as are webcams at resorts.
If you want to know where the best conditions for winter
sports are in the Czech and Moravian mountains, look for
a ski center in the TOP 7 offer, accompanied by the word "úžasný" ("amazing").
Snih.cz also shows other resorts, from the Jizerské Mountains,
Krkonoše, Jeseníky, Beskydy, Orlické Mountains, Krušné Mountains,
Šumava, and others. You can also find the temperatures in
individual areas. The Aktuality (News) and Nejnovější články
(Latest Articles) sections list current events in the mountains.
This site is very well laid out, but unfortunately the information
presented is not promptly updated.
Skiers who alternate between Czech centers and larger, better
equipped centers in other countries will appreciate this
site, but only if you read English. The first page presents
resorts in the US, but a simple move of the mouse will bring
you to mountains in Asia, South America, Africa and Bolivia.
Europe is also well represented, including Slovakia, but
it completely ignores the Czech Republic. This site's strength
is its active communication with its readers, who can enter
their impressions from individual locations and submit comments,
ideas, and tips.
You can access this address through the popular Seznam site, to find
a new application called Plánovač tras (Route Planner). This service
is intended mainly for motorists, and it helps them find the quickest
or shortest routes between two entered locations.
Are you confused about which ZIP codes the individual parts of
Prague use, not to mention such small villages as Jíloviště or
Gazdíkov? This site offers five-digit answers to a name-based
Auditors, tax consultants, expert witnesses, and authorized interpreters.
If you need any of these and don't know where to find them, this
site will give you the information you need.
No, this isn't one of the many Internet porno sites, but it will
please all computer enthusiasts. You can find Czech and foreign
freeware that you can download and install at no charge. It covers
games, utilities, drivers, and screen savers, as well as improved
or "Czechified" software for individual peripheral
|word of the month:
- You may encounter this word in shops where you buy video cameras,
as sales clerks use it as frequently as they do somewhat better known
terms like VHS, VHS-C, Video8, and Digital8. These are all names
of formats that are based on the size and type of recording tapes
and the format that video recorders use. The MiniDV format has become
the most popular in the last couple of years. The cameras use mini-cassettes

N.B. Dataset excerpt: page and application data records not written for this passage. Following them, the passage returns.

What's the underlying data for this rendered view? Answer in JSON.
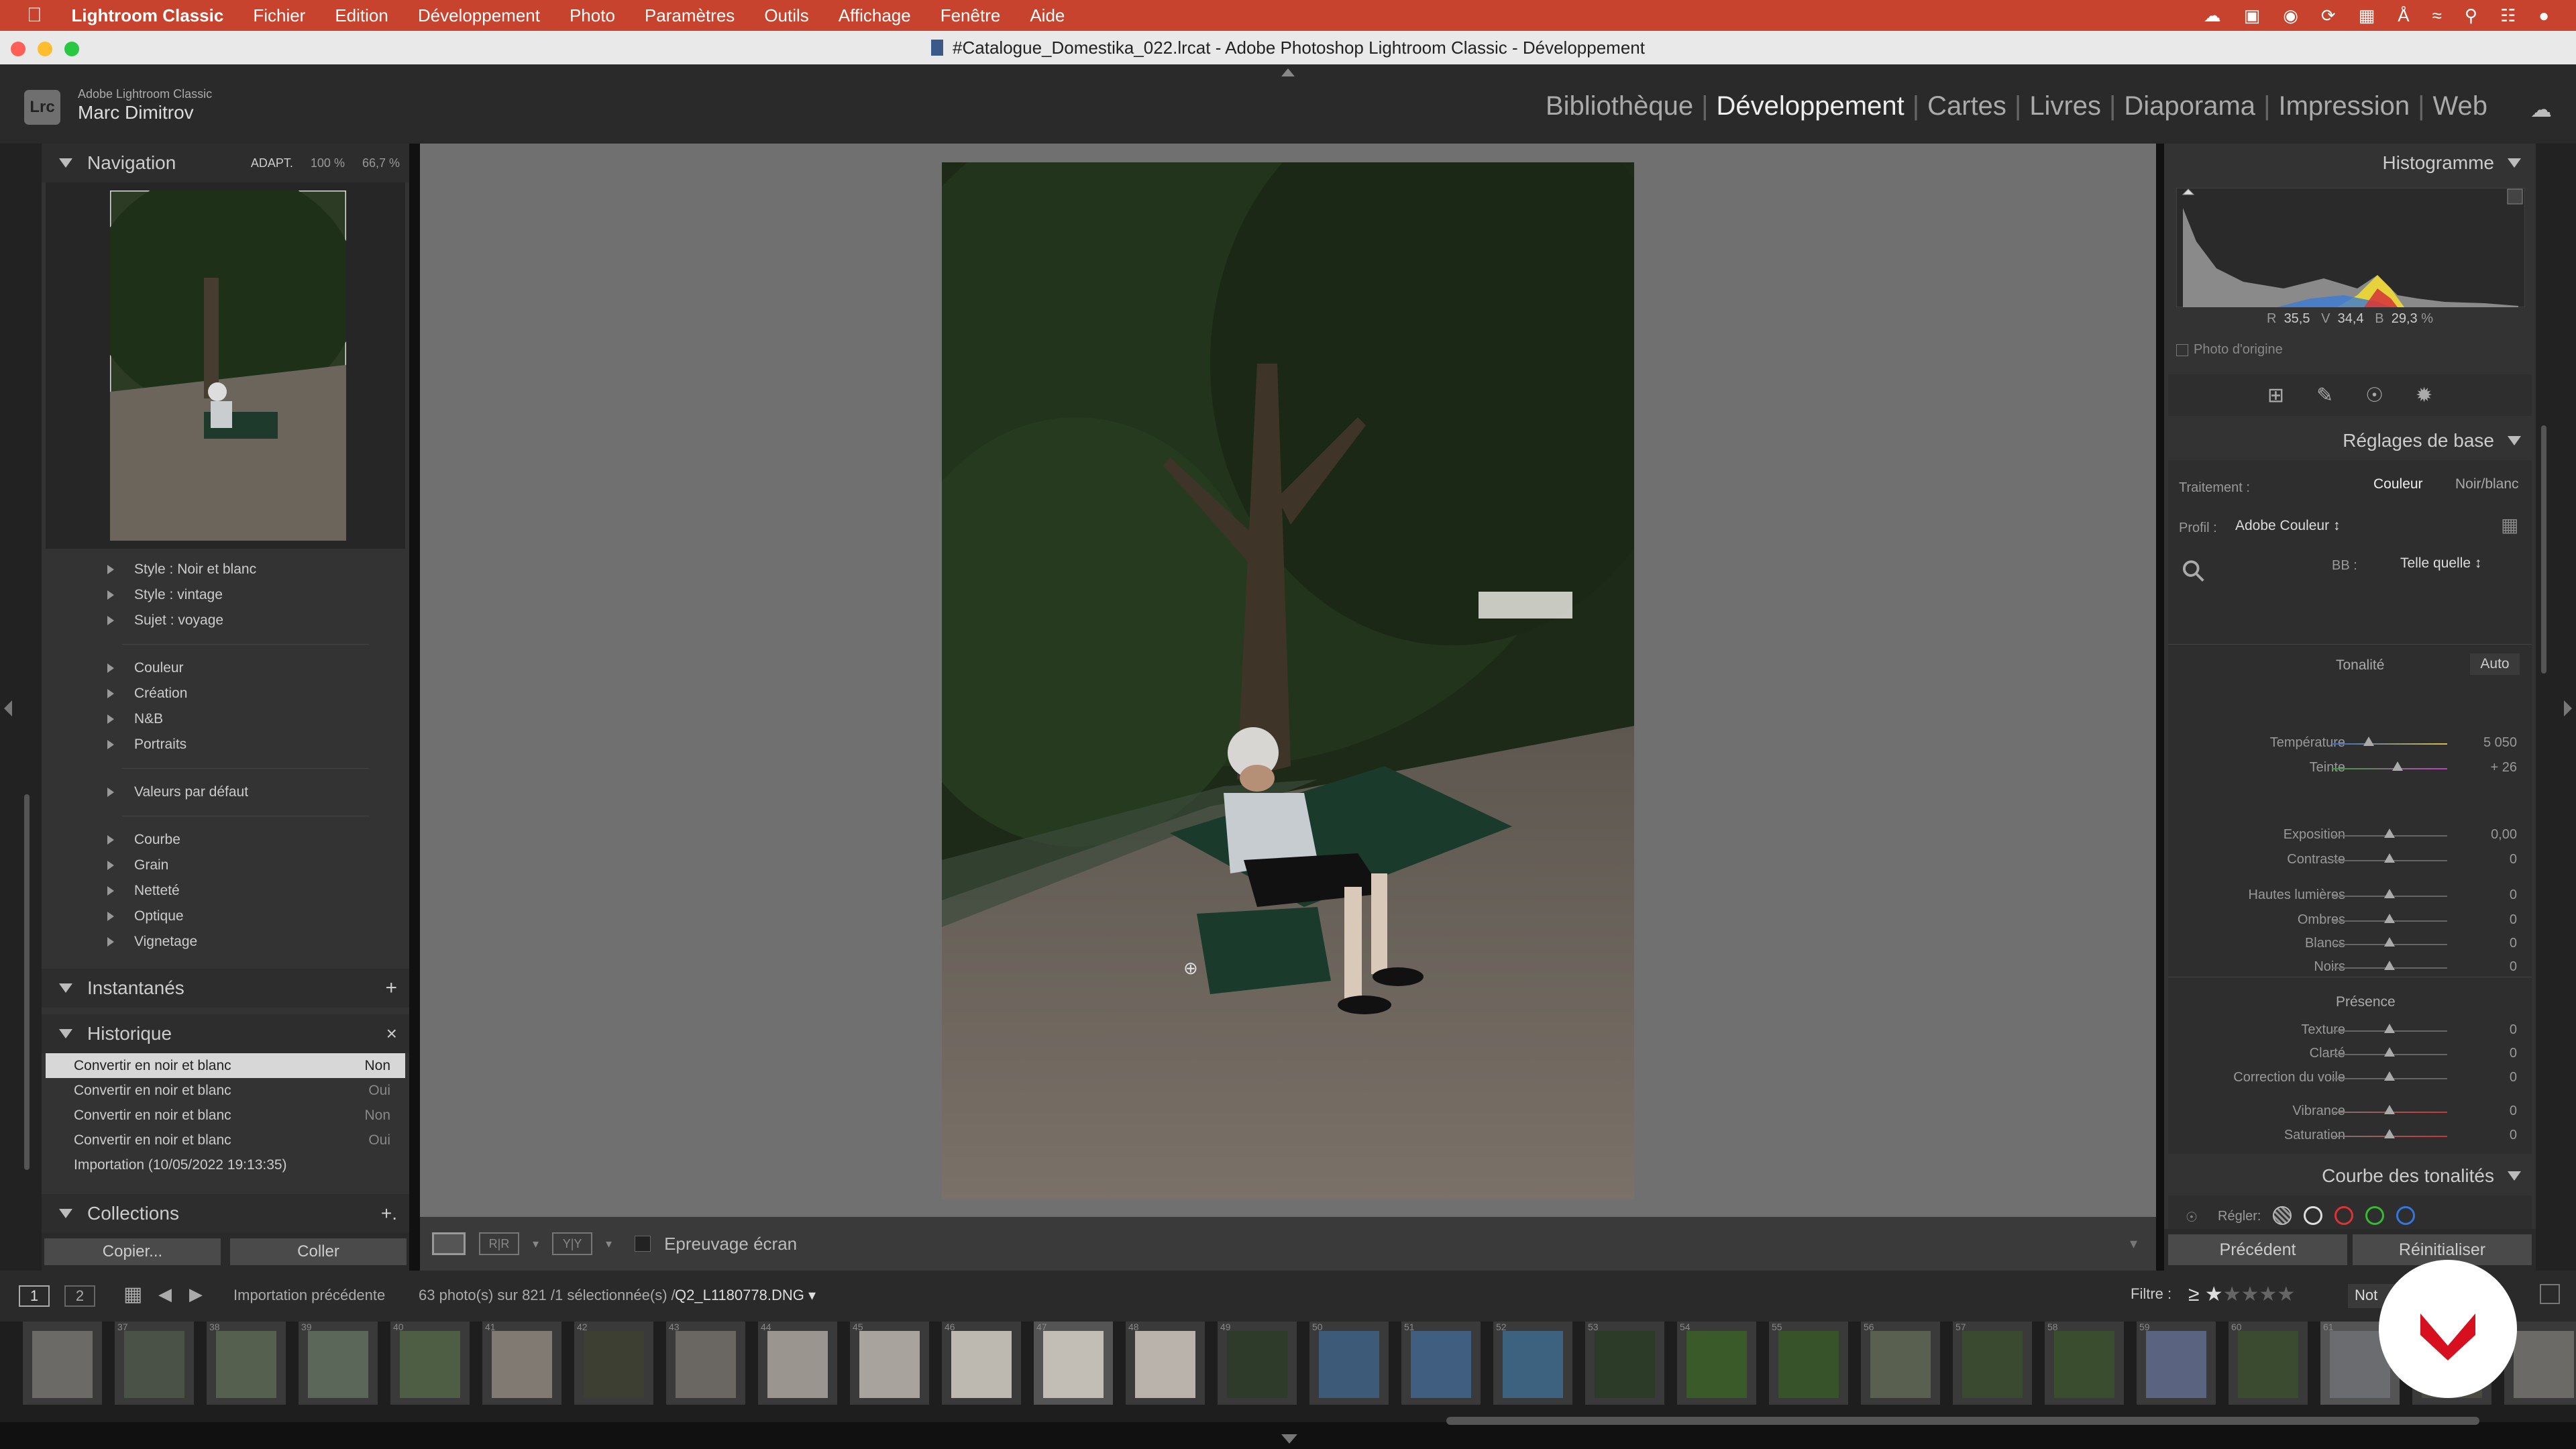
{
  "menubar": {
    "app": "Lightroom Classic",
    "items": [
      "Fichier",
      "Edition",
      "Développement",
      "Photo",
      "Paramètres",
      "Outils",
      "Affichage",
      "Fenêtre",
      "Aide"
    ]
  },
  "window": {
    "title": "#Catalogue_Domestika_022.lrcat - Adobe Photoshop Lightroom Classic - Développement"
  },
  "identity": {
    "logo": "Lrc",
    "product": "Adobe Lightroom Classic",
    "user": "Marc Dimitrov"
  },
  "modules": {
    "items": [
      "Bibliothèque",
      "Développement",
      "Cartes",
      "Livres",
      "Diaporama",
      "Impression",
      "Web"
    ],
    "active": "Développement"
  },
  "navigator": {
    "title": "Navigation",
    "zoom_fit": "ADAPT.",
    "zoom_100": "100 %",
    "zoom_custom": "66,7 %"
  },
  "presets": {
    "group1": [
      "Style : Noir et blanc",
      "Style : vintage",
      "Sujet : voyage"
    ],
    "group2": [
      "Couleur",
      "Création",
      "N&B",
      "Portraits"
    ],
    "group3": [
      "Valeurs par défaut"
    ],
    "group4": [
      "Courbe",
      "Grain",
      "Netteté",
      "Optique",
      "Vignetage"
    ]
  },
  "snapshots": {
    "title": "Instantanés",
    "add": "+"
  },
  "history": {
    "title": "Historique",
    "close": "×",
    "rows": [
      {
        "label": "Convertir en noir et blanc",
        "value": "Non"
      },
      {
        "label": "Convertir en noir et blanc",
        "value": "Oui"
      },
      {
        "label": "Convertir en noir et blanc",
        "value": "Non"
      },
      {
        "label": "Convertir en noir et blanc",
        "value": "Oui"
      },
      {
        "label": "Importation (10/05/2022 19:13:35)",
        "value": ""
      }
    ]
  },
  "collections": {
    "title": "Collections",
    "add": "+."
  },
  "left_buttons": {
    "copy": "Copier...",
    "paste": "Coller"
  },
  "toolbar": {
    "softproof": "Epreuvage écran"
  },
  "histogram": {
    "title": "Histogramme",
    "r_label": "R",
    "r_value": "35,5",
    "g_label": "V",
    "g_value": "34,4",
    "b_label": "B",
    "b_value": "29,3",
    "unit": "%",
    "original_photo": "Photo d'origine"
  },
  "basic": {
    "title": "Réglages de base",
    "treatment_label": "Traitement :",
    "treatment_color": "Couleur",
    "treatment_bw": "Noir/blanc",
    "profile_label": "Profil :",
    "profile_value": "Adobe Couleur",
    "wb_label": "BB :",
    "wb_value": "Telle quelle",
    "tone_label": "Tonalité",
    "auto": "Auto",
    "presence_label": "Présence",
    "sliders": [
      {
        "label": "Température",
        "value": "5 050",
        "pos": 0.32
      },
      {
        "label": "Teinte",
        "value": "+ 26",
        "pos": 0.57
      },
      {
        "label": "Exposition",
        "value": "0,00",
        "pos": 0.5
      },
      {
        "label": "Contraste",
        "value": "0",
        "pos": 0.5
      },
      {
        "label": "Hautes lumières",
        "value": "0",
        "pos": 0.5
      },
      {
        "label": "Ombres",
        "value": "0",
        "pos": 0.5
      },
      {
        "label": "Blancs",
        "value": "0",
        "pos": 0.5
      },
      {
        "label": "Noirs",
        "value": "0",
        "pos": 0.5
      },
      {
        "label": "Texture",
        "value": "0",
        "pos": 0.5
      },
      {
        "label": "Clarté",
        "value": "0",
        "pos": 0.5
      },
      {
        "label": "Correction du voile",
        "value": "0",
        "pos": 0.5
      },
      {
        "label": "Vibrance",
        "value": "0",
        "pos": 0.5
      },
      {
        "label": "Saturation",
        "value": "0",
        "pos": 0.5
      }
    ]
  },
  "curve": {
    "title": "Courbe des tonalités",
    "adjust_label": "Régler:"
  },
  "right_buttons": {
    "previous": "Précédent",
    "reset": "Réinitialiser"
  },
  "filmstrip": {
    "view1": "1",
    "view2": "2",
    "source": "Importation précédente",
    "count": "63 photo(s) sur 821 /1 sélectionnée(s) /",
    "filename": "Q2_L1180778.DNG",
    "filter_label": "Filtre :",
    "filter_value": "Not",
    "numbers": [
      "",
      "37",
      "38",
      "39",
      "40",
      "41",
      "42",
      "43",
      "44",
      "45",
      "46",
      "47",
      "48",
      "49",
      "50",
      "51",
      "52",
      "53",
      "54",
      "55",
      "56",
      "57",
      "58",
      "59",
      "60",
      "61",
      "62",
      ""
    ]
  },
  "colors": {
    "menubar": "#c8432d",
    "accent_badge": "#d6101f"
  }
}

measuring 1x4.4x4x6.5 cm - roughly the size of a matchbox. The letters
DV mean that the recording is digital, which offers very high quality
and can be easily processed by computer.